Numerous  institutions have felt compelled to respond to the highly publicized killings of black men and women by police.  Without seeking guidance from BIPOC DE&I consultants, the institutional leaders have directed all their departmental heads to create anti-racism plans for their respective units.  Each department head is expected to develop an anti-racist plan for the department. This is a very tricky endeavor.  The departmental heads are the same white leaders who manage units where BIPOC members have encountered limitations on their careers due to the actions of these leaders, as well from the actions of other white co-workers in those units.

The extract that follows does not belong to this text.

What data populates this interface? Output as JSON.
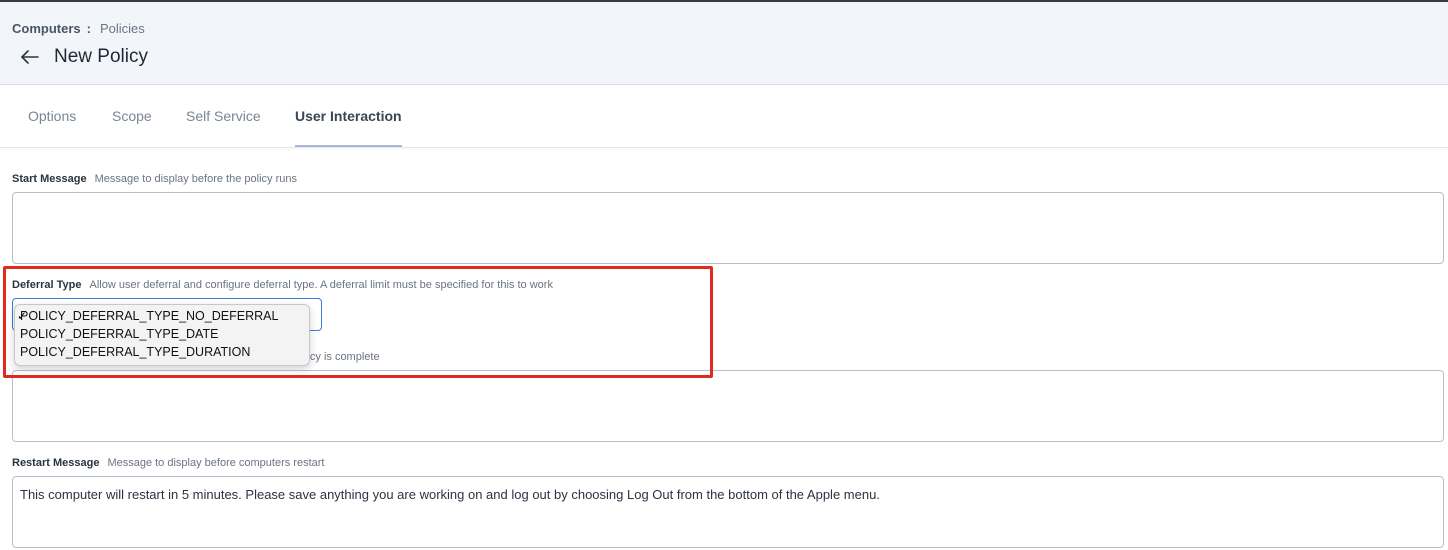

From a change management viewpoint, there are multiple deficiencies in this approach.  For one, the institutions have not defined what the successful endpoint is.  An anti-racism strategy can be anything from an emphasis on avoiding any discussion of how race plays out among colleagues to policing what language is used by departmental staff.  Without a measurable endpoint, it is not possible to determine how you will be successful.  It is like an anti-poverty program that fails to define what poverty is.  These programs have a lot of activity, but no way to determine whether poverty is actually decreasing.   Furthermore, without  a defined endpoint, it is also impossible to calibrate where the department is and how far it needs to go in oder to achieve success.

A second deficiency is the lack of support for departmental leaders.  The endeavor also begins without giving the departmental leaders training or consultation that prepares them to navigate a difficult and emotionally-loaded path toward better inclusion of people who are currently feeling discounted, devalued or excluded.  Today, most whites still live  very segregated lives.  True, they do mix with BIPOC people in the workplace, but their neighborhoods, houses of worship, and social networks are overwhelmingly composed of other whites.  This means that these leaders do not develop cross-cultural skills.  They are able to run their workplaces using white norms and white styles of communication.  The institution is asking the people who are maintaining the racial status quo to solve the problem of which they are a major component.

Nor have these leaders been trained in how to facilitate conversations where the issue is conflict between two or more racial groups.  That topics in this kind of interaction may range from very different experiences of what it is like to work in the department, to grievances on the part of BIPOC employees about how they are treated by people of another race.  Without training in how to facilitate this type of conversation, the departmental leaders will steer the discussion in the anti-racism meetings away from any conversation about what BIPOC experience in the department.

The department heads also feel caught in a very dicey political bind.  They are very aware that one of their key responsibilities is to shield the institution from legal liability.

How does this requirement make any room for acknowledging that acts of exclusion or prejudice have occurred in the department? When the top leaders are given no guidance in this matter, prudent departmental managers will usually choose to protect their careers by taking pains to protect the institution.  I speak regularly with BIPOC folks who have to attend or, worse yet, support these anti-racism strategy sessions.  They quickly grasp that their leaders are avoiding any acknowledgement of past or current acts of racial exclusion in these anti-racism planning sessions.  This avoidance only strengthens cynicism of BIPOC staff and further alienates them from the white leadership team in their departmental as well as those at the top of the organization.

Lastly, departmental leaders are ignorant about important dynamics of difference.  Since they lack sufficient training in intercultural skills, they revert to their white cultural socialization.  This drives them to reject and discount any perceptions that do not match the perceptions of the whites.  Feeling uneasy and somewhat vulnerable to accusations of racism, the departmental leaders will send covert, but clear, messages that they do not want to hear anything about their own behavior or the behavior of other whites in the department.  Acutely sensitive to this message, BIPOC employees see no reason to share painful experiences with whites, who will only minimize or reject what they say.  The whole endeavor ends up being an activity that yields no change in how the department treats its BIPOC members.  Having consumed a great deal of time and energy, the entire project only reinforces the racial status quo of avoiding dealing with the elephant in the middle of the room.